William Olter passed away on the afternoon of Friday the 16th of February, 2007. The following images are in time sequence order. All errors are those of the page editor and photographer. All spellings are the figment of the imagination of this author.
William Olter was born in Malem, Kosrae. He was 86 years old at the time of his death. As a result of his heritage, Kosraens from Malem joined the funeral. The Kosraen contingent arrived in Wone, Kitti, at 10:21 in the morning.
At the family home at 10:35 women are preparing food for the family and friends who will gather during the day.
Sakau and yams arrive at the nahs. The sakau is carried inot the nahs.
Gathered family and friends spread out under the trees around the family home, settling in for the day.
In the nahs, the women sit up on the left and right platforms.
Sakau is pounded for Nahnmwarki, who sits at the front of the nahs in the upper center of the image.
Those who serve and defend Nahnmwarki sit in front of him.
Squeezing the sakau - wengiweng - in preparation for the nohpwei.

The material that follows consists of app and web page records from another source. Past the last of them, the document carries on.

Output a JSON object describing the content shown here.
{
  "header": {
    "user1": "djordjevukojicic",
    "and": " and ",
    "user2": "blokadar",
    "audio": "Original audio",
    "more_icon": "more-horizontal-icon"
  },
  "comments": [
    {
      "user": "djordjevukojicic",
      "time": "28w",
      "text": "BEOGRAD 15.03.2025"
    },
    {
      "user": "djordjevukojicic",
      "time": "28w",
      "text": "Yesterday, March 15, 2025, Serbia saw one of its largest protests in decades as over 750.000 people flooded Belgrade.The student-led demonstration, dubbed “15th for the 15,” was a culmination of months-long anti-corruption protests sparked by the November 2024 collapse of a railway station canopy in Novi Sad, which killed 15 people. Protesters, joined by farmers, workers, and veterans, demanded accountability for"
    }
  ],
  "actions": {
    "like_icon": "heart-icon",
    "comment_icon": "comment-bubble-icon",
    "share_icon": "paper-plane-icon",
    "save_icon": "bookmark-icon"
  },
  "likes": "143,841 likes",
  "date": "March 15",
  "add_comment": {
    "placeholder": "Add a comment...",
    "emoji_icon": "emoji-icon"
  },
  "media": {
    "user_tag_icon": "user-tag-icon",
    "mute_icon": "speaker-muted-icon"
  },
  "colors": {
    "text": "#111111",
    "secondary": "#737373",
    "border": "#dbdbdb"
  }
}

The menindei calls titles to the cup while holding the center post at 10:54.
Cipriano Pablo speaks to some at the gathering.
Yams are still arriving at the nahs, along with pigs and sakau.
Rosa en Kitti.
Refreshments are brought in for the Nahnmwarki and other high titles.
Cipriano addresses the kosapw and guests explaing why we have gathered.
Kosraen deacons Eden Skilling and Yosiwo George are called up to the platform at 11:19. Deacon George had stayed with Cipriano Pablo's family in the late 1960s during a Peace Corps training as a Kosraen language trainer. Connie Isaac (later marrying Takumi George) stayed in Wone, Luak, with Frederico Salvador during that same summer.
Eden is presented the ngarangar by the Nahnmwarki.
Eden with the Nahnmwarki.
Wilson Olter's wife Justina.
The uhpeileng peitehl is set-up just after 11:29. The author stops taking pictures to assist with sukisuk on the uhpeileng peitehl. By 12:03 wengiweng on the uhpeileng peitehl is underway.
Just after the shot above a ngarangar is handed to the author. The author spends the next four hours performing traditional duties, and not with any skill. Sakau, yams, and pigs are presented during this time frame. Just after three in the afternoon, the number of pigs to be brought in exceeded the space available in the nahs, so the uhpeileng peitehl was closed. I was shifted to the uhpeimwahu peitehl for a short time. With the distribution of the pigs, and the finishing of the sakau on the uhpeimwahu peitehl, I was able to return to taking pictures at 3:58 in the afternoon. At this time the casket was brought into the nahs for church service. With thanks to Warren Ching, a single shot of me was captured at 2:59 in the afternoon.
The casket enters the nahs.
Service was held in the front of the nahs.
By 4:23 the service was ended and the gathered friends and family walked up to the graveside for the burial. Joe Habuchmai heads up the hill.
Gathering at the graveside, Wilson Olter in the gray shirt.
Castro, Eugene and Mayliza.
Sakau loaded for delivery.
Friends and family gather for evening sakau.
A second massive sakau plant is loaded onto the pick-up truck.
Comforting the next generation.
Cleaning the evening sakau.
Frying evening food at 5:31 in the early evening.
William Olter's hut in the evening light at 5:35.
Pohnpei • Kosrae • Work • COMFSM